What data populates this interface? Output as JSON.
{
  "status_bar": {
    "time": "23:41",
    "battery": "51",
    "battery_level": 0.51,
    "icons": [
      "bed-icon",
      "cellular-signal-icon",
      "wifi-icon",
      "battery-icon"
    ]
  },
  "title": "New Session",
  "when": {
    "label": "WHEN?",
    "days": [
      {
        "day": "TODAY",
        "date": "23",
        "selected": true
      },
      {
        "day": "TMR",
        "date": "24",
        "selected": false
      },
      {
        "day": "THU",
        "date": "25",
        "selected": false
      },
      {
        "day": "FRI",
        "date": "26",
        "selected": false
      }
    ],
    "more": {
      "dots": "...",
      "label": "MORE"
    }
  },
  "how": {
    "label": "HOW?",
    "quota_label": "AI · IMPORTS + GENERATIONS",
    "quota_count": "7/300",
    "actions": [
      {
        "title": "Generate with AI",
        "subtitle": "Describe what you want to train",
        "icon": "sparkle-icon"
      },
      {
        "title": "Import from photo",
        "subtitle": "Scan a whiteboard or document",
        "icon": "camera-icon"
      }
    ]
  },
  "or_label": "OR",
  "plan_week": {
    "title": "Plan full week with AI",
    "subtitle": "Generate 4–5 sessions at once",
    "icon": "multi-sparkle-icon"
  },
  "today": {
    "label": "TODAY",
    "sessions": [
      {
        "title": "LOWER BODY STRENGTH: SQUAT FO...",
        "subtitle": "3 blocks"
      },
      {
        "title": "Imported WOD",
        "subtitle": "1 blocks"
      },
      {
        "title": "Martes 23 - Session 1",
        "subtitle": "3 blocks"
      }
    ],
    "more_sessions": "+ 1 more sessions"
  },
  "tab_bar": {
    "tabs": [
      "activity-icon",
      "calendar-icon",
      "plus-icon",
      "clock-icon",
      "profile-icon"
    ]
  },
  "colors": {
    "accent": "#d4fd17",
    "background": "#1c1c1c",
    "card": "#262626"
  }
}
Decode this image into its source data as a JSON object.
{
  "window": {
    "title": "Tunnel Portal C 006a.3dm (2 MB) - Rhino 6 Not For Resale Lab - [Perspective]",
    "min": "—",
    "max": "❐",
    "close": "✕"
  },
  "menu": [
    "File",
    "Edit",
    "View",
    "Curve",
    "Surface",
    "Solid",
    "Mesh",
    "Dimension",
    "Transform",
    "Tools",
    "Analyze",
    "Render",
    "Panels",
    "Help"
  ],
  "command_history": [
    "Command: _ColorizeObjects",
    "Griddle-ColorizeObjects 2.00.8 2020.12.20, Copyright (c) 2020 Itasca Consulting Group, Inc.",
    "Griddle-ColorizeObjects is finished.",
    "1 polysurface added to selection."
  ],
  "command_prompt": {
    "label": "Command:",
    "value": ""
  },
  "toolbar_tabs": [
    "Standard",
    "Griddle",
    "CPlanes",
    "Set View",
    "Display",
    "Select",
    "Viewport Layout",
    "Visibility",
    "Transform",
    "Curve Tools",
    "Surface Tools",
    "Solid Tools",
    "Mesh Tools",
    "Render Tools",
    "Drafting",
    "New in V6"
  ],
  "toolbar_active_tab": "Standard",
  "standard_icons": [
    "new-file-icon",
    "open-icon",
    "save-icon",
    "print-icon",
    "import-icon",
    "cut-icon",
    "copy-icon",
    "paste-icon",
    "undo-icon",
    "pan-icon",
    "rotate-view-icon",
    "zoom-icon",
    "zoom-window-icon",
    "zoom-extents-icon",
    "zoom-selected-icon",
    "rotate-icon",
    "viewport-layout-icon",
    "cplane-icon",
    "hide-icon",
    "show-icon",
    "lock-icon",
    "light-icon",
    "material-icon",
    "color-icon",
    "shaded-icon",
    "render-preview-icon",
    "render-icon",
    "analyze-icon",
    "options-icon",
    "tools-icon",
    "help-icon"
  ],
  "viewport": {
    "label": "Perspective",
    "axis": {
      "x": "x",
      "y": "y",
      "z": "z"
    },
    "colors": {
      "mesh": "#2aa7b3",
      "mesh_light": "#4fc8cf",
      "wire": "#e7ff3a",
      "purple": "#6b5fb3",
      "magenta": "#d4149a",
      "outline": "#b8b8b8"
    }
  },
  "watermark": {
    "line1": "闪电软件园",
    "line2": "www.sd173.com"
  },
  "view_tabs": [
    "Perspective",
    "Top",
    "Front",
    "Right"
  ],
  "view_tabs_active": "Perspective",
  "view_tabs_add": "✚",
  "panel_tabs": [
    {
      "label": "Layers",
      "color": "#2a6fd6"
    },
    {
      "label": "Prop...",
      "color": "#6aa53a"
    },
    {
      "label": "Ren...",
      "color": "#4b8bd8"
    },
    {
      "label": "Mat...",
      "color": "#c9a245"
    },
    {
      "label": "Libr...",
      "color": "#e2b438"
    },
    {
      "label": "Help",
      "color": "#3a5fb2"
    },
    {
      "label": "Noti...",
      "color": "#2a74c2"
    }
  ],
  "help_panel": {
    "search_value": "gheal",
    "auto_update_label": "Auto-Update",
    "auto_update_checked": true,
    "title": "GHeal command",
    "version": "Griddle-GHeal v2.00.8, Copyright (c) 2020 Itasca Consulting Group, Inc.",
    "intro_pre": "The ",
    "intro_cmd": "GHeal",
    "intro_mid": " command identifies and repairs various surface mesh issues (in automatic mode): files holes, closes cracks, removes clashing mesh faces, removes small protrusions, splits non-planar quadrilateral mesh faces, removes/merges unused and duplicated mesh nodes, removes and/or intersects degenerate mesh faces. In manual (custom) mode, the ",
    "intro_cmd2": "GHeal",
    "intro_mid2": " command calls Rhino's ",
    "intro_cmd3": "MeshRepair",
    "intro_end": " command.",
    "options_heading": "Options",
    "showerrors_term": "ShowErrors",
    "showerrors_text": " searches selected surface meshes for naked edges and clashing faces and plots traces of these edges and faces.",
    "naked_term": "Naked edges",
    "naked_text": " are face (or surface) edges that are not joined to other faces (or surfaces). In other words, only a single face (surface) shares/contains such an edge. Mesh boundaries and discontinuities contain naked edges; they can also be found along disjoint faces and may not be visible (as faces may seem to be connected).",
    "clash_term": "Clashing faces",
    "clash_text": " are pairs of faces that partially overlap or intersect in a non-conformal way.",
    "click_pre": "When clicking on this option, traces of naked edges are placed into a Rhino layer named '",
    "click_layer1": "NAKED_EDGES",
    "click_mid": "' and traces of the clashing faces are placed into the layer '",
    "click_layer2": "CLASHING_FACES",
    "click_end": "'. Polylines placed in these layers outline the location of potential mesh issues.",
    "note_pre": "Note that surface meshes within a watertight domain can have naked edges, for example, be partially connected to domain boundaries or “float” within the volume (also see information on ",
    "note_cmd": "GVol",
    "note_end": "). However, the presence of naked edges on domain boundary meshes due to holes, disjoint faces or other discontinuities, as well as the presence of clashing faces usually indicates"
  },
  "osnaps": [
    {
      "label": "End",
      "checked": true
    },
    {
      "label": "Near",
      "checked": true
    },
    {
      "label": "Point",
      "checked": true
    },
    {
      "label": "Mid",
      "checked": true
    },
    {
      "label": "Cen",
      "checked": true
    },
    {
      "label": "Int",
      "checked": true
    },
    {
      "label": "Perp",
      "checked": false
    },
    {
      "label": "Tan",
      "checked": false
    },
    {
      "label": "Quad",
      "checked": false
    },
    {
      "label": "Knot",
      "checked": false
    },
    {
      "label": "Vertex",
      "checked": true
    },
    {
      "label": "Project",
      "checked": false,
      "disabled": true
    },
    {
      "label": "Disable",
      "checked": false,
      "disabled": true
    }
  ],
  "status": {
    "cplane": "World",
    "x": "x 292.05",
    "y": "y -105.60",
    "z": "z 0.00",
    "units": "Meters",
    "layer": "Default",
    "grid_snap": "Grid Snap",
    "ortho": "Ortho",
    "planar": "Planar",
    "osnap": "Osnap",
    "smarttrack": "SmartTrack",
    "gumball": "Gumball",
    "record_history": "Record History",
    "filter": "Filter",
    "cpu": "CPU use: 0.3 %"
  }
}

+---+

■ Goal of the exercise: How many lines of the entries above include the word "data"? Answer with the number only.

■ Solution to this task: 2